Task item
Write back every record verbatim.

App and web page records
■ ■ ■ ■
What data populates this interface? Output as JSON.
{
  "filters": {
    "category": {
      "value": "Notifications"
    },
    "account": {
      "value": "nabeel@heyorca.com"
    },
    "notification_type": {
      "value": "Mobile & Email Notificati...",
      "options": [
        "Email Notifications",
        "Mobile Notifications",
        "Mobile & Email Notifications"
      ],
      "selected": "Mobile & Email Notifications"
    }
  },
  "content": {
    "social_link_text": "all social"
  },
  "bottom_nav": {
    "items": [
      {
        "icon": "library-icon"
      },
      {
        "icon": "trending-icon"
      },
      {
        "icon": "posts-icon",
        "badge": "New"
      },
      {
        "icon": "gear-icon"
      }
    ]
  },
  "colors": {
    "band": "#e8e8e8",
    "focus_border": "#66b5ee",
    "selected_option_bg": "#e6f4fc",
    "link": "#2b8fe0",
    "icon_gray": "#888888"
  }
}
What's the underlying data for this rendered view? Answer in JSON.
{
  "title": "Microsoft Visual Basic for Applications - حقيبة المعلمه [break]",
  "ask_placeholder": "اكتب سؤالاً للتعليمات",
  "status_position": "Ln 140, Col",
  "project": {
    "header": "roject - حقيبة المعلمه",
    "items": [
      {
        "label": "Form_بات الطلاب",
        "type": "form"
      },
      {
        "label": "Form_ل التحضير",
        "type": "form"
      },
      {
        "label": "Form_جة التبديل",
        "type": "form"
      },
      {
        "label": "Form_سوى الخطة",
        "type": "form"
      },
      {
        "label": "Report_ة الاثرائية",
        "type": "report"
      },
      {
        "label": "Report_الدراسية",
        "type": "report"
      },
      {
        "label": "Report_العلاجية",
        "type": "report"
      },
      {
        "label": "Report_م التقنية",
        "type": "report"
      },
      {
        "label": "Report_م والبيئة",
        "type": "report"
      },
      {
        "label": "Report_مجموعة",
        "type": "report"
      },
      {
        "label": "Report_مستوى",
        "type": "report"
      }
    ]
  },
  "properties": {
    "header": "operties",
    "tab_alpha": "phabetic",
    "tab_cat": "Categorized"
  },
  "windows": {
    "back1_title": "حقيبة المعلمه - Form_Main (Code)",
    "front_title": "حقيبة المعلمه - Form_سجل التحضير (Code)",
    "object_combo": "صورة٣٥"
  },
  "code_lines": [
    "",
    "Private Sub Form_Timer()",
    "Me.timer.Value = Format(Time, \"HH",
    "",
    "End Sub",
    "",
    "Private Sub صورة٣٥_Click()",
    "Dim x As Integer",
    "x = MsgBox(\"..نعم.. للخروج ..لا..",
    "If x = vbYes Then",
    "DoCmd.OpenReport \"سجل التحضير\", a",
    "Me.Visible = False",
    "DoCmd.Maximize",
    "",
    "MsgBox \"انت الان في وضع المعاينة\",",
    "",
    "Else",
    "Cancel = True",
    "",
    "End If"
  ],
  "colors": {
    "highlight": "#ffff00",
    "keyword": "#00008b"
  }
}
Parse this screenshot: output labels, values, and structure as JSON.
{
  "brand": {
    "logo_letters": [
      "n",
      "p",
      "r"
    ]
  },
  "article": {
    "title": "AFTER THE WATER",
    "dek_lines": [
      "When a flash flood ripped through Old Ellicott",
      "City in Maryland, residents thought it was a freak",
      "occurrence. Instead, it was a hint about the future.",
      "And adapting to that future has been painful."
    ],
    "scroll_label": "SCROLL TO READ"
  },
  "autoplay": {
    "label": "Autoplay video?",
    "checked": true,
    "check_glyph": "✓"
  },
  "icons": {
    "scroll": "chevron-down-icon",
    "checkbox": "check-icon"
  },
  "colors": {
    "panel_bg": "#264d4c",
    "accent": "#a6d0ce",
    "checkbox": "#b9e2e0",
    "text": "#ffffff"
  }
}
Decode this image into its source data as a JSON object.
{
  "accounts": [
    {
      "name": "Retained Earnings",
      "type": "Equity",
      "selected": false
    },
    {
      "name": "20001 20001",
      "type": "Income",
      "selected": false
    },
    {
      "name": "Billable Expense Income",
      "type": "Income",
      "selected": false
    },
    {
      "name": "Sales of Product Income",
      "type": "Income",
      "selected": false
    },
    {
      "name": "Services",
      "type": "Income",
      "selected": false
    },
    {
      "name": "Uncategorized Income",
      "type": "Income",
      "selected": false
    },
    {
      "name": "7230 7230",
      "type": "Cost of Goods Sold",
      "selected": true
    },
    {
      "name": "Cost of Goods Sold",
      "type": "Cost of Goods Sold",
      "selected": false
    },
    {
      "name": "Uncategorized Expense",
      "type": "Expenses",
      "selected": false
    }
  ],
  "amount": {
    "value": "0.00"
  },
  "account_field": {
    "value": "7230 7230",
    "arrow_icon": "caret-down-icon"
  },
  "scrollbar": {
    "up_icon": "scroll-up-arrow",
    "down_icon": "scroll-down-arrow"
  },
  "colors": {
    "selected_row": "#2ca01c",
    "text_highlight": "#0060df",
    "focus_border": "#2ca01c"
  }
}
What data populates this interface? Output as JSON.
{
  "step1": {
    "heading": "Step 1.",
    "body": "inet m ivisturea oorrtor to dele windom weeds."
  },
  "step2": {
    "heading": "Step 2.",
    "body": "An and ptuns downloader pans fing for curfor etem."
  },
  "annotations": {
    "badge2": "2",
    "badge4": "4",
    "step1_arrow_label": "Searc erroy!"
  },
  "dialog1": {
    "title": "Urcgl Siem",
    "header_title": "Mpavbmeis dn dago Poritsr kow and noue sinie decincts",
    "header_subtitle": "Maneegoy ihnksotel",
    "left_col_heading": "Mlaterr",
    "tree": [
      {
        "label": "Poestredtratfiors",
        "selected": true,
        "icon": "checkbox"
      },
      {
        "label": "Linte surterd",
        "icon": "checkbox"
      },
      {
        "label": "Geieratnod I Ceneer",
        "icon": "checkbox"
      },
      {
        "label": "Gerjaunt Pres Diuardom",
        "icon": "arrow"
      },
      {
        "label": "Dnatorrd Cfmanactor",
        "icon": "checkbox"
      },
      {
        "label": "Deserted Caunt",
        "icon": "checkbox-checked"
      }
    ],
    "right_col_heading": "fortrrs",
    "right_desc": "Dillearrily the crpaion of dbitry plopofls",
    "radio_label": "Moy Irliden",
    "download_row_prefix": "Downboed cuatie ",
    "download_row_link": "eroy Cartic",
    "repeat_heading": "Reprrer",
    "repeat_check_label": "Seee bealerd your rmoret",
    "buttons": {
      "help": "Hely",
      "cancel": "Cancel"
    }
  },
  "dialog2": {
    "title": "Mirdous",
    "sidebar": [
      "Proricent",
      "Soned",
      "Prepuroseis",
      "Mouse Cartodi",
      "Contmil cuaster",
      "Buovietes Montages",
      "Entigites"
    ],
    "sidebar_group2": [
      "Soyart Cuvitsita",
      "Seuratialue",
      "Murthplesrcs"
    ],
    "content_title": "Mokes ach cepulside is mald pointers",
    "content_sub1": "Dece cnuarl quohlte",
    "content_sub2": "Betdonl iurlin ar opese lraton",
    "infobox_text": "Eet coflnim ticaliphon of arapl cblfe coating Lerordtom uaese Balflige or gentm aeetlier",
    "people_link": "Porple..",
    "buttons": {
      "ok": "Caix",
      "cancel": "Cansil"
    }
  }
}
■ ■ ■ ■
Solution to the exercise
What data populates this interface? Output as JSON.
{
  "filters": {
    "category": {
      "value": "Notifications"
    },
    "account": {
      "value": "nabeel@heyorca.com"
    },
    "notification_type": {
      "value": "Mobile & Email Notificati...",
      "options": [
        "Email Notifications",
        "Mobile Notifications",
        "Mobile & Email Notifications"
      ],
      "selected": "Mobile & Email Notifications"
    }
  },
  "content": {
    "social_link_text": "all social"
  },
  "bottom_nav": {
    "items": [
      {
        "icon": "library-icon"
      },
      {
        "icon": "trending-icon"
      },
      {
        "icon": "posts-icon",
        "badge": "New"
      },
      {
        "icon": "gear-icon"
      }
    ]
  },
  "colors": {
    "band": "#e8e8e8",
    "focus_border": "#66b5ee",
    "selected_option_bg": "#e6f4fc",
    "link": "#2b8fe0",
    "icon_gray": "#888888"
  }
}
What's the underlying data for this rendered view? Answer in JSON.
{
  "title": "Microsoft Visual Basic for Applications - حقيبة المعلمه [break]",
  "ask_placeholder": "اكتب سؤالاً للتعليمات",
  "status_position": "Ln 140, Col",
  "project": {
    "header": "roject - حقيبة المعلمه",
    "items": [
      {
        "label": "Form_بات الطلاب",
        "type": "form"
      },
      {
        "label": "Form_ل التحضير",
        "type": "form"
      },
      {
        "label": "Form_جة التبديل",
        "type": "form"
      },
      {
        "label": "Form_سوى الخطة",
        "type": "form"
      },
      {
        "label": "Report_ة الاثرائية",
        "type": "report"
      },
      {
        "label": "Report_الدراسية",
        "type": "report"
      },
      {
        "label": "Report_العلاجية",
        "type": "report"
      },
      {
        "label": "Report_م التقنية",
        "type": "report"
      },
      {
        "label": "Report_م والبيئة",
        "type": "report"
      },
      {
        "label": "Report_مجموعة",
        "type": "report"
      },
      {
        "label": "Report_مستوى",
        "type": "report"
      }
    ]
  },
  "properties": {
    "header": "operties",
    "tab_alpha": "phabetic",
    "tab_cat": "Categorized"
  },
  "windows": {
    "back1_title": "حقيبة المعلمه - Form_Main (Code)",
    "front_title": "حقيبة المعلمه - Form_سجل التحضير (Code)",
    "object_combo": "صورة٣٥"
  },
  "code_lines": [
    "",
    "Private Sub Form_Timer()",
    "Me.timer.Value = Format(Time, \"HH",
    "",
    "End Sub",
    "",
    "Private Sub صورة٣٥_Click()",
    "Dim x As Integer",
    "x = MsgBox(\"..نعم.. للخروج ..لا..",
    "If x = vbYes Then",
    "DoCmd.OpenReport \"سجل التحضير\", a",
    "Me.Visible = False",
    "DoCmd.Maximize",
    "",
    "MsgBox \"انت الان في وضع المعاينة\",",
    "",
    "Else",
    "Cancel = True",
    "",
    "End If"
  ],
  "colors": {
    "highlight": "#ffff00",
    "keyword": "#00008b"
  }
}
Parse this screenshot: output labels, values, and structure as JSON.
{
  "brand": {
    "logo_letters": [
      "n",
      "p",
      "r"
    ]
  },
  "article": {
    "title": "AFTER THE WATER",
    "dek_lines": [
      "When a flash flood ripped through Old Ellicott",
      "City in Maryland, residents thought it was a freak",
      "occurrence. Instead, it was a hint about the future.",
      "And adapting to that future has been painful."
    ],
    "scroll_label": "SCROLL TO READ"
  },
  "autoplay": {
    "label": "Autoplay video?",
    "checked": true,
    "check_glyph": "✓"
  },
  "icons": {
    "scroll": "chevron-down-icon",
    "checkbox": "check-icon"
  },
  "colors": {
    "panel_bg": "#264d4c",
    "accent": "#a6d0ce",
    "checkbox": "#b9e2e0",
    "text": "#ffffff"
  }
}
Decode this image into its source data as a JSON object.
{
  "accounts": [
    {
      "name": "Retained Earnings",
      "type": "Equity",
      "selected": false
    },
    {
      "name": "20001 20001",
      "type": "Income",
      "selected": false
    },
    {
      "name": "Billable Expense Income",
      "type": "Income",
      "selected": false
    },
    {
      "name": "Sales of Product Income",
      "type": "Income",
      "selected": false
    },
    {
      "name": "Services",
      "type": "Income",
      "selected": false
    },
    {
      "name": "Uncategorized Income",
      "type": "Income",
      "selected": false
    },
    {
      "name": "7230 7230",
      "type": "Cost of Goods Sold",
      "selected": true
    },
    {
      "name": "Cost of Goods Sold",
      "type": "Cost of Goods Sold",
      "selected": false
    },
    {
      "name": "Uncategorized Expense",
      "type": "Expenses",
      "selected": false
    }
  ],
  "amount": {
    "value": "0.00"
  },
  "account_field": {
    "value": "7230 7230",
    "arrow_icon": "caret-down-icon"
  },
  "scrollbar": {
    "up_icon": "scroll-up-arrow",
    "down_icon": "scroll-down-arrow"
  },
  "colors": {
    "selected_row": "#2ca01c",
    "text_highlight": "#0060df",
    "focus_border": "#2ca01c"
  }
}
What data populates this interface? Output as JSON.
{
  "step1": {
    "heading": "Step 1.",
    "body": "inet m ivisturea oorrtor to dele windom weeds."
  },
  "step2": {
    "heading": "Step 2.",
    "body": "An and ptuns downloader pans fing for curfor etem."
  },
  "annotations": {
    "badge2": "2",
    "badge4": "4",
    "step1_arrow_label": "Searc erroy!"
  },
  "dialog1": {
    "title": "Urcgl Siem",
    "header_title": "Mpavbmeis dn dago Poritsr kow and noue sinie decincts",
    "header_subtitle": "Maneegoy ihnksotel",
    "left_col_heading": "Mlaterr",
    "tree": [
      {
        "label": "Poestredtratfiors",
        "selected": true,
        "icon": "checkbox"
      },
      {
        "label": "Linte surterd",
        "icon": "checkbox"
      },
      {
        "label": "Geieratnod I Ceneer",
        "icon": "checkbox"
      },
      {
        "label": "Gerjaunt Pres Diuardom",
        "icon": "arrow"
      },
      {
        "label": "Dnatorrd Cfmanactor",
        "icon": "checkbox"
      },
      {
        "label": "Deserted Caunt",
        "icon": "checkbox-checked"
      }
    ],
    "right_col_heading": "fortrrs",
    "right_desc": "Dillearrily the crpaion of dbitry plopofls",
    "radio_label": "Moy Irliden",
    "download_row_prefix": "Downboed cuatie ",
    "download_row_link": "eroy Cartic",
    "repeat_heading": "Reprrer",
    "repeat_check_label": "Seee bealerd your rmoret",
    "buttons": {
      "help": "Hely",
      "cancel": "Cancel"
    }
  },
  "dialog2": {
    "title": "Mirdous",
    "sidebar": [
      "Proricent",
      "Soned",
      "Prepuroseis",
      "Mouse Cartodi",
      "Contmil cuaster",
      "Buovietes Montages",
      "Entigites"
    ],
    "sidebar_group2": [
      "Soyart Cuvitsita",
      "Seuratialue",
      "Murthplesrcs"
    ],
    "content_title": "Mokes ach cepulside is mald pointers",
    "content_sub1": "Dece cnuarl quohlte",
    "content_sub2": "Betdonl iurlin ar opese lraton",
    "infobox_text": "Eet coflnim ticaliphon of arapl cblfe coating Lerordtom uaese Balflige or gentm aeetlier",
    "people_link": "Porple..",
    "buttons": {
      "ok": "Caix",
      "cancel": "Cansil"
    }
  }
}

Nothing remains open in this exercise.